**Task**
Go line by line through the records and tally those that include "value". Respond with the tally only.

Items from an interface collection
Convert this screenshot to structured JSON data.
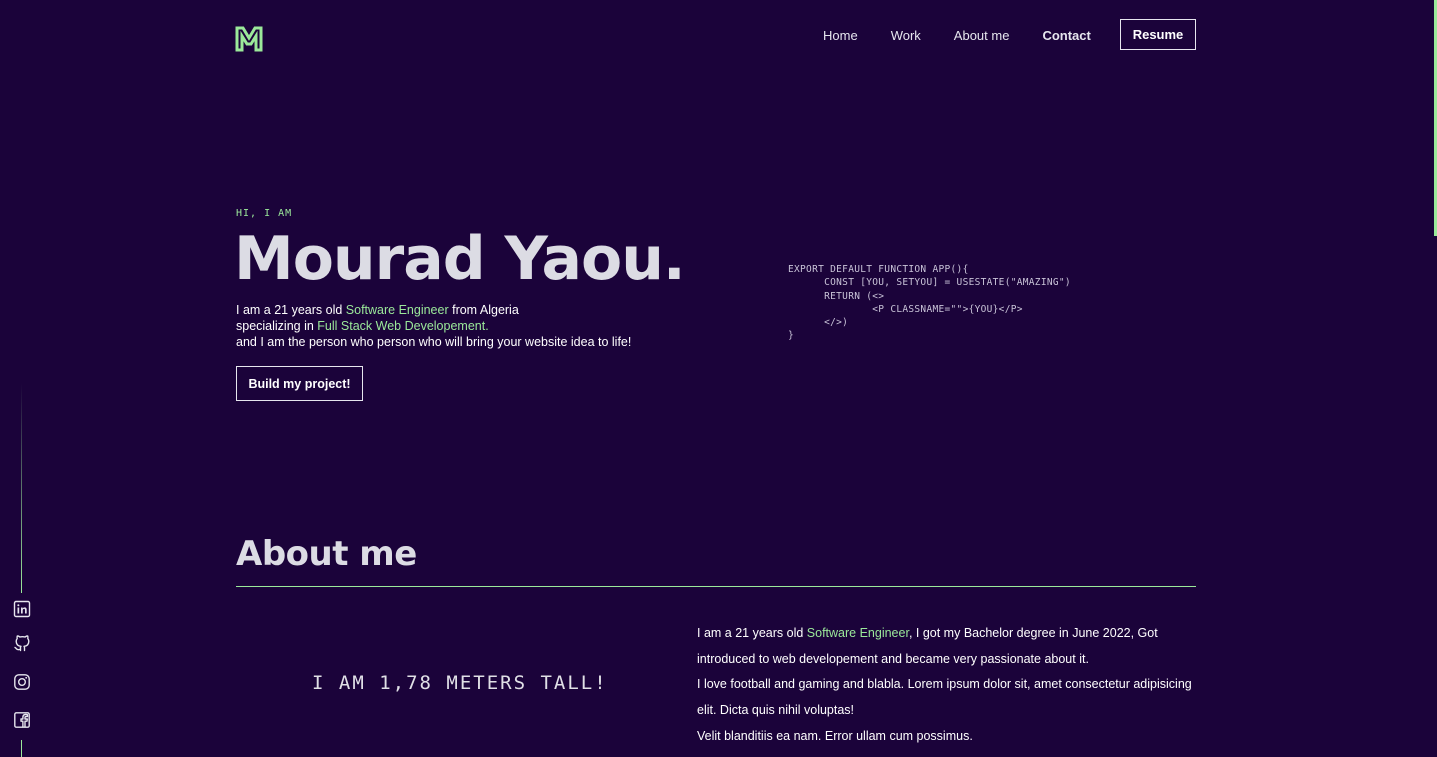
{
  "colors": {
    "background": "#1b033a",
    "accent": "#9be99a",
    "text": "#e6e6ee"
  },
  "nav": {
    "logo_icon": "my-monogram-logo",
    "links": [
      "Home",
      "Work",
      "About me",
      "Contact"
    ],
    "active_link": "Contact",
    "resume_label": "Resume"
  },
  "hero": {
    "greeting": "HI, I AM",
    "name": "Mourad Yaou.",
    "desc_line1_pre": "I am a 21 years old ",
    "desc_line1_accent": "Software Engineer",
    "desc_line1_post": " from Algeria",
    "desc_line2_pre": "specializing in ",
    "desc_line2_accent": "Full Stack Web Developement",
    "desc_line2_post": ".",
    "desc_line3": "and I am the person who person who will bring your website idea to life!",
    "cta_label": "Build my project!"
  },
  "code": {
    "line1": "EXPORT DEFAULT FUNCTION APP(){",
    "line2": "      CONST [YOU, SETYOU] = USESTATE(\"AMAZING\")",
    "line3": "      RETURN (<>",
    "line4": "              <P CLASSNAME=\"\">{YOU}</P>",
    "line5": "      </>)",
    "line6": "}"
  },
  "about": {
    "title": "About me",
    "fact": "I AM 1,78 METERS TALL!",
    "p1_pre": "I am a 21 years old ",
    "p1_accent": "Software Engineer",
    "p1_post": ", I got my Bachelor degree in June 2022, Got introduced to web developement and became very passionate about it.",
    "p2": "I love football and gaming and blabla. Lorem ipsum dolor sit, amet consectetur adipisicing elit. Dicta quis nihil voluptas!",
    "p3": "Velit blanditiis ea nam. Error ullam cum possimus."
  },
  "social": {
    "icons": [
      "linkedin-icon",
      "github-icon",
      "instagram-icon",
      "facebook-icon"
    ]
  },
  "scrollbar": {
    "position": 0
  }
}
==
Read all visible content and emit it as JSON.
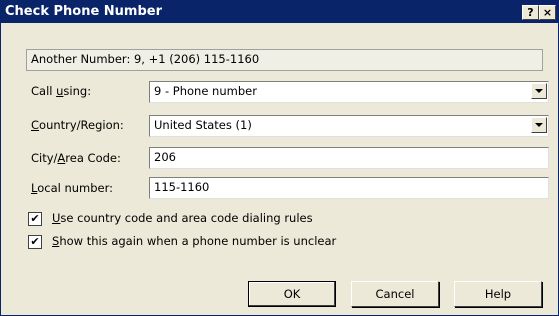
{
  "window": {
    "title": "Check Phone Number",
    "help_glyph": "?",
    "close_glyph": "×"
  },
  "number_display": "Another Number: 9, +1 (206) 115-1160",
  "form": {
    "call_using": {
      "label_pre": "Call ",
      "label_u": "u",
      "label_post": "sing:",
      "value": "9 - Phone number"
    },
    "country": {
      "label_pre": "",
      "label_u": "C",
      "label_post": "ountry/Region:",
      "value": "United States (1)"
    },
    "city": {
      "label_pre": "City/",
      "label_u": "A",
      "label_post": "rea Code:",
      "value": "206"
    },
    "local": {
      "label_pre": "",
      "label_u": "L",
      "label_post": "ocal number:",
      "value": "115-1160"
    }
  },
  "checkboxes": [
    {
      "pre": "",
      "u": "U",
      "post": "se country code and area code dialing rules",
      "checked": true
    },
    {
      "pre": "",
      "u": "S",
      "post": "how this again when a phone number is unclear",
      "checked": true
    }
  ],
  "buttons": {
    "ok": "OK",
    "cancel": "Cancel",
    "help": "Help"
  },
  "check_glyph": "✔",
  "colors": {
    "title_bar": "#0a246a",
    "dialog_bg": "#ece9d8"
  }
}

**Exercise result**
4